This long desired project is finally finished. Now I can clean-cut metal, plastics or wood stock easily and with minimal loss. I think everyone working on small parts must have one.
Some time ago I was working on my cnc lathe and get tired of my options to cut stock, so I decided I needed a mini table saw before continue. Proxxon micro table saw seemed to be exactly what I needed, but I choose to make my own.
My start point was a 1/4″ 51x17cm aluminum plate, a 1/15 hp ac/dc 5000 rpm Dayton motor, three proxxon saws, and, of course, the Proxxon micro saw as a reference design. I got three of these motors for $16.00 plus shipping on ebay (well, I order two, but, the seller forgot to ship them at time and kindly add a third). Please don’t ask for motor a source; the original seller isn’t available anymore.

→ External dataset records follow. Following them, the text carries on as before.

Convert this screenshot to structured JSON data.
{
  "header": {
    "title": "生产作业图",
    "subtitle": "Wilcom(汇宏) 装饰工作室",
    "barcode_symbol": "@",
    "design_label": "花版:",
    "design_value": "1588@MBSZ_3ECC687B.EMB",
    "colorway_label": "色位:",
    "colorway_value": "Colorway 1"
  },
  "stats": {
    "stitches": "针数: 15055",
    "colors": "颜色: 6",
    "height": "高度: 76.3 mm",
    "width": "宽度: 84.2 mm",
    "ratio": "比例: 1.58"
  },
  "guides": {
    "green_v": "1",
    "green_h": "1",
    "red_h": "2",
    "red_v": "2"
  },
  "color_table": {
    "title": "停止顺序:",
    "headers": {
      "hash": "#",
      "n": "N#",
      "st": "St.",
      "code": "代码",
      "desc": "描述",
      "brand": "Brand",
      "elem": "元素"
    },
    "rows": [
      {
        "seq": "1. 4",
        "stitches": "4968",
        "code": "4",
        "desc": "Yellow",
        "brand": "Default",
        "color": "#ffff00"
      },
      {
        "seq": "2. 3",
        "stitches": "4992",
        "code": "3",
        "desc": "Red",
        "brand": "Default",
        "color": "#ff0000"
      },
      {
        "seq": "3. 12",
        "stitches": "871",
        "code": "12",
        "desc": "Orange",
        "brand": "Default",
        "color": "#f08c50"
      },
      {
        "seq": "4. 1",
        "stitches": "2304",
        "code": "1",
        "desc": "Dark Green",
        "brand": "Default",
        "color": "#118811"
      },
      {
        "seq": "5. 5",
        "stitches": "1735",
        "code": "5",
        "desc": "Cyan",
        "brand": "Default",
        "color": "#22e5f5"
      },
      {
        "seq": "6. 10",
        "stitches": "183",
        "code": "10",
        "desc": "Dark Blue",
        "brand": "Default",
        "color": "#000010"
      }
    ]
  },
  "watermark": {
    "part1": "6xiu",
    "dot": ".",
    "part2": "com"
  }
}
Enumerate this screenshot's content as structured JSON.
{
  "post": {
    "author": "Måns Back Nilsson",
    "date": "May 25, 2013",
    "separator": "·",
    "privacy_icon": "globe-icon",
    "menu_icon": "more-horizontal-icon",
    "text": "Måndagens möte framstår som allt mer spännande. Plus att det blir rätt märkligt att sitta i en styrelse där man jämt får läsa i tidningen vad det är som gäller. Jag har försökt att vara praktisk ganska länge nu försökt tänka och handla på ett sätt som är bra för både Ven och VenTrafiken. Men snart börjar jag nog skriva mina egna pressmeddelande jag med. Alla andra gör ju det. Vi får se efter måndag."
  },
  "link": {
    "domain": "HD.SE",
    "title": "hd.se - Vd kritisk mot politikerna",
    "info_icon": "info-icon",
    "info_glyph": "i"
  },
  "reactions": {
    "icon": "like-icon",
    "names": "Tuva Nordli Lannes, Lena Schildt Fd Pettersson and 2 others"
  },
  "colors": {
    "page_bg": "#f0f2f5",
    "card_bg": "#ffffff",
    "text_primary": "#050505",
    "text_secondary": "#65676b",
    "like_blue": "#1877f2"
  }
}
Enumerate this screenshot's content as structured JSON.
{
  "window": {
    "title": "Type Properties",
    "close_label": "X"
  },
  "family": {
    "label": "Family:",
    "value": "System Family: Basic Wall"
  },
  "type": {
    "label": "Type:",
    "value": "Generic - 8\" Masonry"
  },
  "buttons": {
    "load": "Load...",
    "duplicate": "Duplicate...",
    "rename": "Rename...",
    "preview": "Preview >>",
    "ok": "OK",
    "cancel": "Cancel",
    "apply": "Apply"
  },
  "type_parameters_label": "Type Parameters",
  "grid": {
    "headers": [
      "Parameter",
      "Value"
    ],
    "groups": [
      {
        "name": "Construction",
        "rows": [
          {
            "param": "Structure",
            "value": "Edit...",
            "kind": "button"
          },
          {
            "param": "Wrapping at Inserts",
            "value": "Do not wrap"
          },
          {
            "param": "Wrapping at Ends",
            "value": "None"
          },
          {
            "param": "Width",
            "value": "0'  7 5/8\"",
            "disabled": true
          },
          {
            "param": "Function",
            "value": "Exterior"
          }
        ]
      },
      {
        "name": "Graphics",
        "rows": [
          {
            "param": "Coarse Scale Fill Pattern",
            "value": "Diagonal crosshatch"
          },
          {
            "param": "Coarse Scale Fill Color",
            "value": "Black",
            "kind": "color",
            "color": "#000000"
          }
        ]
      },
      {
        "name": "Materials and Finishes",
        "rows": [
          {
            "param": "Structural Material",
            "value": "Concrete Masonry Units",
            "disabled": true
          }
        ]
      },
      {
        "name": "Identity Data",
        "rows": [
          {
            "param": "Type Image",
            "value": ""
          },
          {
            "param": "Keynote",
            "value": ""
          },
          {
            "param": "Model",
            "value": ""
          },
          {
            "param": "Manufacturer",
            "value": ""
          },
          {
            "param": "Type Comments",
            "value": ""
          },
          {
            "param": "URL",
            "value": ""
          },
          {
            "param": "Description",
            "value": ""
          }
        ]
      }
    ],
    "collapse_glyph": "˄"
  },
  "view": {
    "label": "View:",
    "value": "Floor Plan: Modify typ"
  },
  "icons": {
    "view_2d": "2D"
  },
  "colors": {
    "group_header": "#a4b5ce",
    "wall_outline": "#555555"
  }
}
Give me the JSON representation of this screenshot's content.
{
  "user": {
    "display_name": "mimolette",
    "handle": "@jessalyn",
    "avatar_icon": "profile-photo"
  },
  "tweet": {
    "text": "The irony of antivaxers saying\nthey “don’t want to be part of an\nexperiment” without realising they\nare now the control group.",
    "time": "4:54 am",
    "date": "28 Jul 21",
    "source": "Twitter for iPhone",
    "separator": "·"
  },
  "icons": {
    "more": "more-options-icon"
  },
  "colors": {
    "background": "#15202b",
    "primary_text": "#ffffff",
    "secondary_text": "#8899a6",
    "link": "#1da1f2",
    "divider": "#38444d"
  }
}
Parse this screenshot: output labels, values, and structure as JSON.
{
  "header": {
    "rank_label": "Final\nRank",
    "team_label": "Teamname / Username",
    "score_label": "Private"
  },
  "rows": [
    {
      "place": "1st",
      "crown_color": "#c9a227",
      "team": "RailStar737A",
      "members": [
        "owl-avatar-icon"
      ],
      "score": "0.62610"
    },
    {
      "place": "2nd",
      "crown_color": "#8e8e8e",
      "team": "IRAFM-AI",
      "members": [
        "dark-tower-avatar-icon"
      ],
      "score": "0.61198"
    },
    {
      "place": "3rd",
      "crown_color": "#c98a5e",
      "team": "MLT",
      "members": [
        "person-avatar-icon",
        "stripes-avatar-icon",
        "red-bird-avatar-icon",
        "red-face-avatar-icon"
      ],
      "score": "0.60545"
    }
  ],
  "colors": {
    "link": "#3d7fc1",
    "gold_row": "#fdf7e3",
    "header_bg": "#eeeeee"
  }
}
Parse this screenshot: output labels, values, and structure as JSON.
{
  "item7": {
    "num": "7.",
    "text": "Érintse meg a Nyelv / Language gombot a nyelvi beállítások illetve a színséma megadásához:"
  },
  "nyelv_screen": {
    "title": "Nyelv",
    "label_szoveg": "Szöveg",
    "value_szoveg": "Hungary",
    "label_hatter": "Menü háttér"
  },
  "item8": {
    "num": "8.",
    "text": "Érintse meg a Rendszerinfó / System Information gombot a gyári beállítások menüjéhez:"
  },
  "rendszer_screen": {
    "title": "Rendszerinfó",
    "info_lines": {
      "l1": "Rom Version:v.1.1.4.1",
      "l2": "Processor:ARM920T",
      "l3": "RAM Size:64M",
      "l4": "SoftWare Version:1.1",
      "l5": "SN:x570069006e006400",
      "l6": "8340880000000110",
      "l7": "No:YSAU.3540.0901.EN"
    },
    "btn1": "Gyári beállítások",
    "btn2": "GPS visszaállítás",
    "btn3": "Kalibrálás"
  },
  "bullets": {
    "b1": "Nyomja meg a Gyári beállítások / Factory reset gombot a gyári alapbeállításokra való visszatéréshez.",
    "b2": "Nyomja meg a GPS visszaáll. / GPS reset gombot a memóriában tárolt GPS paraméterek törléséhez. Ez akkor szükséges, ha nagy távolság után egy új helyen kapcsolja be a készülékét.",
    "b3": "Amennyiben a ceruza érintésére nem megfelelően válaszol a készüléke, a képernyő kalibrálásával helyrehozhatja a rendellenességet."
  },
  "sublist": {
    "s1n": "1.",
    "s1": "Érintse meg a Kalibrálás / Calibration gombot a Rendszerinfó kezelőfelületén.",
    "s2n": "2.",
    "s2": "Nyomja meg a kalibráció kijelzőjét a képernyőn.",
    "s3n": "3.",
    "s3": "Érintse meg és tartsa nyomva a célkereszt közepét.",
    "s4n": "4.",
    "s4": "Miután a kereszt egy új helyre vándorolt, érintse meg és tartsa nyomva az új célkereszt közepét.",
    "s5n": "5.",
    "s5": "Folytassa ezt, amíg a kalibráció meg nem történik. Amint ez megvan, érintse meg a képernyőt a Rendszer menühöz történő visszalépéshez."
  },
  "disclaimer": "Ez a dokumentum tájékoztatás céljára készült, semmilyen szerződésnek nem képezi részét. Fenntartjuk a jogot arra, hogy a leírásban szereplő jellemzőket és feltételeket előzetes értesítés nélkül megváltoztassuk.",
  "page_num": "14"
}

I began designing key elements: the table itself, the motor mount and the saw rotating support. Once I build these parts and put them together I got a functional saw, that help me to build the rest of the parts.
One of the tricky steps was to cut the aluminum rectangle to size and square it. As the length was larger than sherline table travel, a two step mill and hand filing was required.
Fence was made of delrin and aluminum, and has two locking screws. Assembly allow some degree of adjusting so delrin guides slides without play over aluminum.
Angle guide was made of delrin and a 1.5×12 mm brass bar. Tough at first I thought that was really unnecessary, it’s a must to cut bars.
Timing pulleys and belt are 3mm pitch / 9mm wide HTD, and were ordered at sdp-si.com, an awesome site. Here’s the order:
Part Number Quantity Unit Price Extension
A 6R23M040090 1 $6.13/Each $6.13
A 6Z23-017DF0908 2 $5.19/Each $10.38
A dust receptacle it’s a must, as without it you get a mess of chips lying around. I build this using 3mm policarbonate (Lexan) sheet and 1.6m screws.
Table support was made using hard some wood I salvaged from an old stepladder.
Tough you can make thumb screws on the lathe, I choose to buy them on ebay. I got a bunch of 30 (three types) for $5,74 plus shipping from a Uk seller. They are nice.
I got three proxon saws: for wood, hss for metal and carbide tipped. The first only works for soft wood; for hard woods carbide tipped must be used. The hss one works great for thin metal sheets, but clogs on thick plates. With the carbide tip saw I can cut 9.5mm (3/8″) of aluminum, tough not really fast (the saw clogs a bit). In this test I cut 6.5mm (1/4″) without problems:
Tough a little more of power would be welcomed, the motor seems to do the work. Something not clear to me is that Proxxon states this cutting capacities for their saw:
tough it uses a 1/10 hp motor while mine is only 1/15 hp, and I can cut 6.5mm aluminum (more than four times proxxon capacity). Maybe it has to do with lack in rigidity or something else.
There was a lot of work in designing and building this tool, but was worth, and now is one of the main tools in my shop. And it seems to have better cutting capacities (an precision, I guess) than the Proxxon one.
Draft drawings are available if someone is interested.
Here are the drawings for the main parts. Please note that these are not detailed building instructions.; no tolerances, no part lists, etc.
Some things to note:
- I use R4 bearings: 1/4×5/8x.196 (metric 6.35×15.875×4.98). Bearings, bearing housings and spindle must fit without or very little play. Thread-locking fluid may be used in bearing housings if any play.
- Spindle axis length should be some less than nominal (40*) to reduce axial play (this was a trial-error to me).
- Pulley set screws must use thread-locking fluid. Without this, screws may get loose (this happened to me, not a nice experience).
- The motor mounting block was designed to fit a specific motor.
- I think the angle guide system can be enhaced by cutting a guide with a T profile (4th pic, below). A dovetailed guide would be even better.
- A thicker table (let’s say, 3/8) would be another enhacement.
One last thing… I will send the drawings upon request to firstname.lastname@example.org. Please note these aren’t building instructions, just a referece for your own design. Also if you wish to build something like this you need the right tools and metalworking skills.